(Component data from apps and pages)
*** Block opens ***
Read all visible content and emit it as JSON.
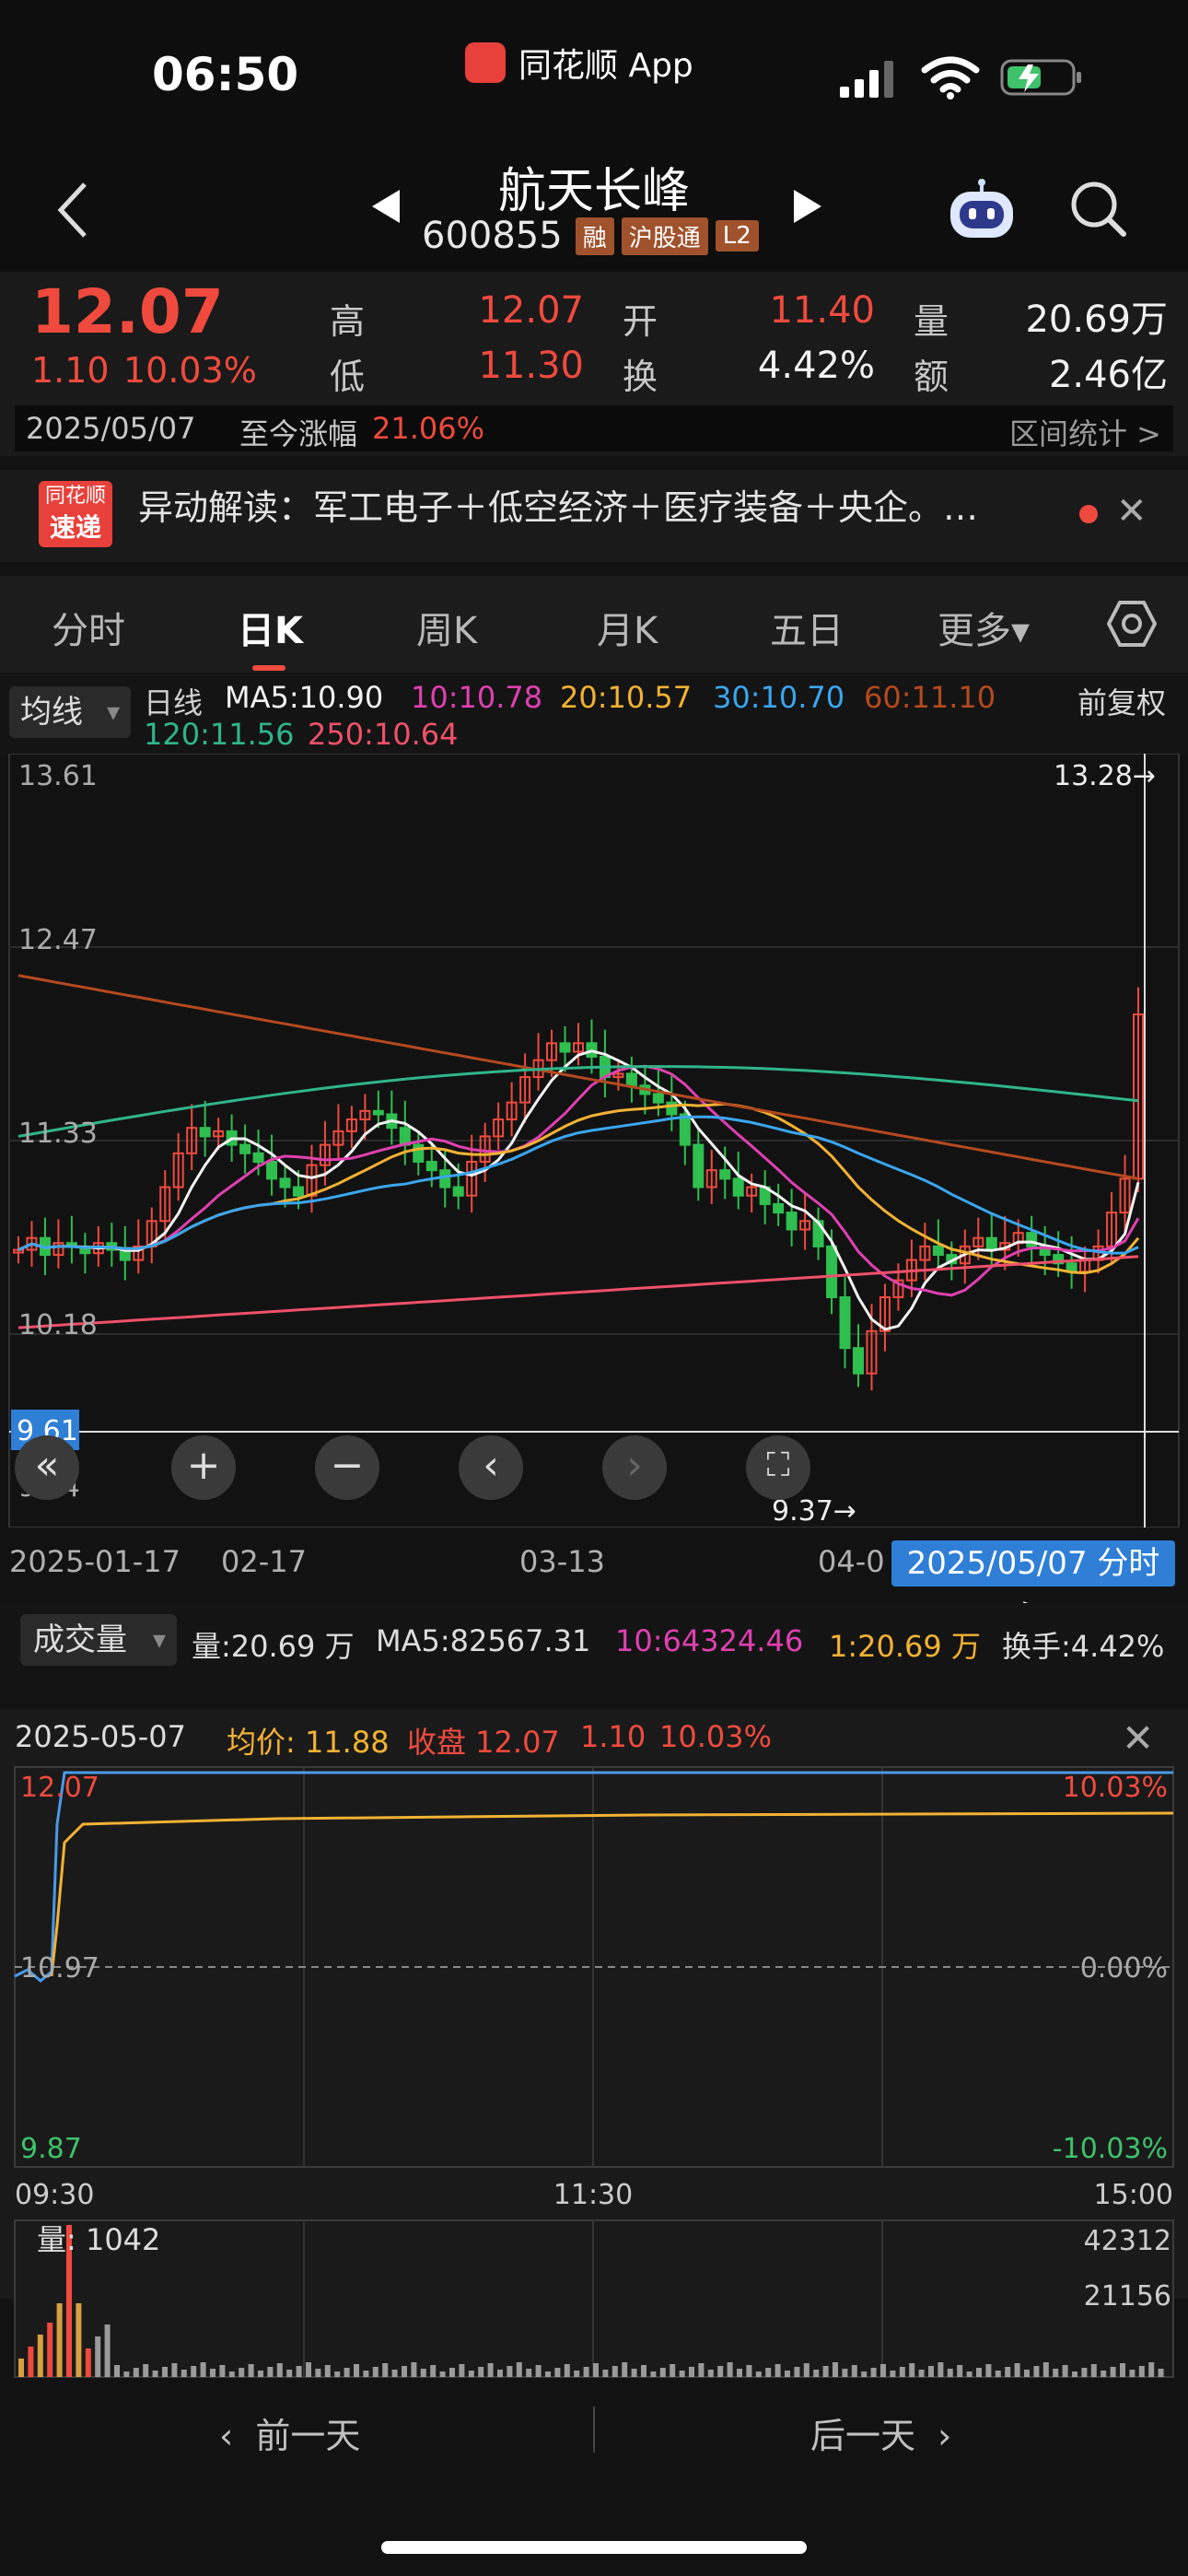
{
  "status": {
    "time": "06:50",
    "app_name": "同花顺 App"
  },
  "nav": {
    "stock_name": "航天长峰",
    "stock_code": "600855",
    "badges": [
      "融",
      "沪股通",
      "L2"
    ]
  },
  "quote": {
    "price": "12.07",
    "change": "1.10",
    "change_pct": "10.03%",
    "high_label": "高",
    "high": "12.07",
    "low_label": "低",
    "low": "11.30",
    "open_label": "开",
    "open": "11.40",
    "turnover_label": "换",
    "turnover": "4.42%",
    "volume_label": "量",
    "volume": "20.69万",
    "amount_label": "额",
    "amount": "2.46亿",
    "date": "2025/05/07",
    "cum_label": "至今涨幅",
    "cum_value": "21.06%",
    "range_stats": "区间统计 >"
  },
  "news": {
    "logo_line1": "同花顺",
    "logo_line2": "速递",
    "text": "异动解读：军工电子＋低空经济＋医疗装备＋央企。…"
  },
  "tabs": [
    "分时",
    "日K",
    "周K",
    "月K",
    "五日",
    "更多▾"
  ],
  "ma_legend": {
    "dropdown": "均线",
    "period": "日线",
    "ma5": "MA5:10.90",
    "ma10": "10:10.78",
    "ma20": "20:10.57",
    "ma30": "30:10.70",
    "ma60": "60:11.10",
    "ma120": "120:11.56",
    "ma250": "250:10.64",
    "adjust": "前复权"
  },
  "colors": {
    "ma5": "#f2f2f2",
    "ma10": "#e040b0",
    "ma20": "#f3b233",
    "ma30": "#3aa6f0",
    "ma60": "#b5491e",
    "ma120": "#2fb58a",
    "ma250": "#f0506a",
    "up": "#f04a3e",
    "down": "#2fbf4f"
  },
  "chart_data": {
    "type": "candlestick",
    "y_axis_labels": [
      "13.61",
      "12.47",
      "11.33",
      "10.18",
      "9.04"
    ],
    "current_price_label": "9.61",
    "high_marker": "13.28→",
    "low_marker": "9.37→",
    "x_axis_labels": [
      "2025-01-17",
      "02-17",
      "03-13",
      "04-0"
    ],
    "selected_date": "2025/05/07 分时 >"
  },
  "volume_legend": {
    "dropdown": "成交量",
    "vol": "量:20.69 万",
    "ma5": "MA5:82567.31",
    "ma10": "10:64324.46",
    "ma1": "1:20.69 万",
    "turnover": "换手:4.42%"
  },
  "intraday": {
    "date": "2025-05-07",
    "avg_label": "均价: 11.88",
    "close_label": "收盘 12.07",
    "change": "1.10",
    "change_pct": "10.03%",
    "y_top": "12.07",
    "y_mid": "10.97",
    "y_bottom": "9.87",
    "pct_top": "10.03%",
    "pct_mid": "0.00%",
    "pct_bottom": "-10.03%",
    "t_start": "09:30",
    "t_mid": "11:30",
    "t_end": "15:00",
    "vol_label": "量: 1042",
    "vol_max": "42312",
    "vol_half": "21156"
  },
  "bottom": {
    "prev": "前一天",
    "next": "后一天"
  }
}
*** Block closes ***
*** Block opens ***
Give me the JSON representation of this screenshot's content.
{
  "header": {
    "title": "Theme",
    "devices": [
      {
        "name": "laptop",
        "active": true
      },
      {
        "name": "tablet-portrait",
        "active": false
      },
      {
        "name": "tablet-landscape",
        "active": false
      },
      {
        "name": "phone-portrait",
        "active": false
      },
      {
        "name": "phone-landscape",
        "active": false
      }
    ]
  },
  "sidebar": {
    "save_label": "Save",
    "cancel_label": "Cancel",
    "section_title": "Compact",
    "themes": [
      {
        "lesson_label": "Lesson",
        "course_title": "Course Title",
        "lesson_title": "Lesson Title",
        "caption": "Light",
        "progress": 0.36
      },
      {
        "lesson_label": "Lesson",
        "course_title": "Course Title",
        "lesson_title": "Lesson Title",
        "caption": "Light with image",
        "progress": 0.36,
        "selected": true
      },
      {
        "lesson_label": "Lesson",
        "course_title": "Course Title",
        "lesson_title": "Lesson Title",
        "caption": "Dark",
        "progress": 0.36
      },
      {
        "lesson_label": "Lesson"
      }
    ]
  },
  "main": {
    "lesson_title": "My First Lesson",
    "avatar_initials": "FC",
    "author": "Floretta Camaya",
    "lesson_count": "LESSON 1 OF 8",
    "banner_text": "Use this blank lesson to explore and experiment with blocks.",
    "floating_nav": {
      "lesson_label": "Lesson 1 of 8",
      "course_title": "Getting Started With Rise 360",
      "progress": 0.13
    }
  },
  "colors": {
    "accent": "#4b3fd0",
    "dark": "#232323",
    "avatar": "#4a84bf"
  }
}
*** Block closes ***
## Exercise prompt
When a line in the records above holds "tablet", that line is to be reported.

## Exercise solution
        "name": "tablet-portrait",
        "name": "tablet-landscape",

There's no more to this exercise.